Collected data
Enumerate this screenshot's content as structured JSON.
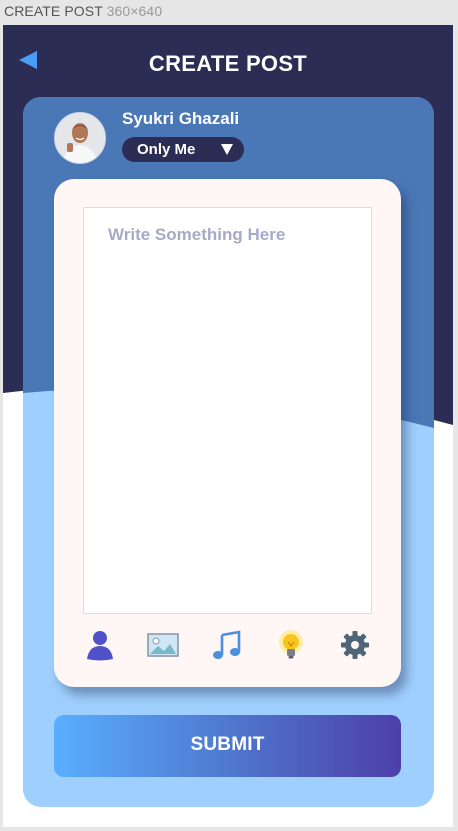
{
  "frame": {
    "name": "CREATE POST",
    "size": "360×640"
  },
  "header": {
    "title": "CREATE POST"
  },
  "user": {
    "name": "Syukri Ghazali"
  },
  "privacy": {
    "selected": "Only Me"
  },
  "composer": {
    "placeholder": "Write Something Here"
  },
  "toolbar": {
    "icons": [
      "person-icon",
      "image-icon",
      "music-icon",
      "lightbulb-icon",
      "settings-icon"
    ]
  },
  "submit": {
    "label": "SUBMIT"
  },
  "colors": {
    "header_bg": "#2c2d54",
    "card_top": "#4a78b7",
    "card_bottom": "#9fcffd",
    "compose_bg": "#fff6f6",
    "accent": "#5aaeff"
  }
}
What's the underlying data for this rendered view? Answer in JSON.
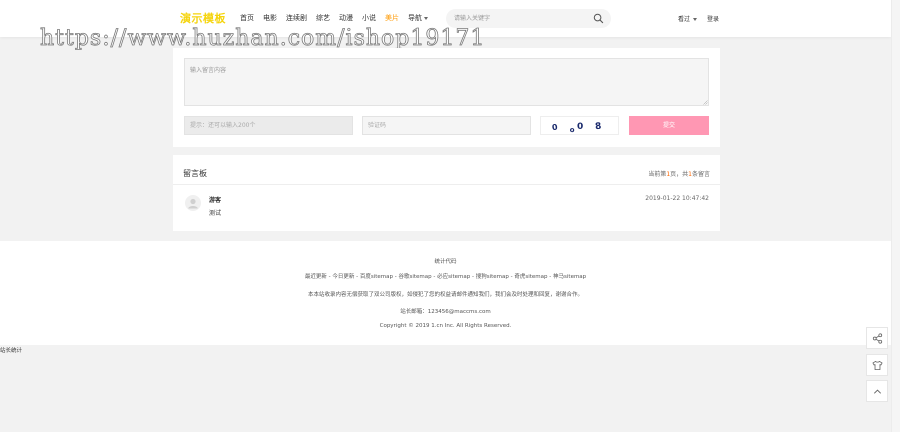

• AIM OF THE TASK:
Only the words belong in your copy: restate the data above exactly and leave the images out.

• REPLY:
Enumerate this screenshot's content as structured JSON.
{
  "frame": {
    "name": "CREATE POST",
    "size": "360×640"
  },
  "header": {
    "title": "CREATE POST"
  },
  "user": {
    "name": "Syukri Ghazali"
  },
  "privacy": {
    "selected": "Only Me"
  },
  "composer": {
    "placeholder": "Write Something Here"
  },
  "toolbar": {
    "icons": [
      "person-icon",
      "image-icon",
      "music-icon",
      "lightbulb-icon",
      "settings-icon"
    ]
  },
  "submit": {
    "label": "SUBMIT"
  },
  "colors": {
    "header_bg": "#2c2d54",
    "card_top": "#4a78b7",
    "card_bottom": "#9fcffd",
    "compose_bg": "#fff6f6",
    "accent": "#5aaeff"
  }
}
What's the underlying data for this rendered view? Answer in JSON.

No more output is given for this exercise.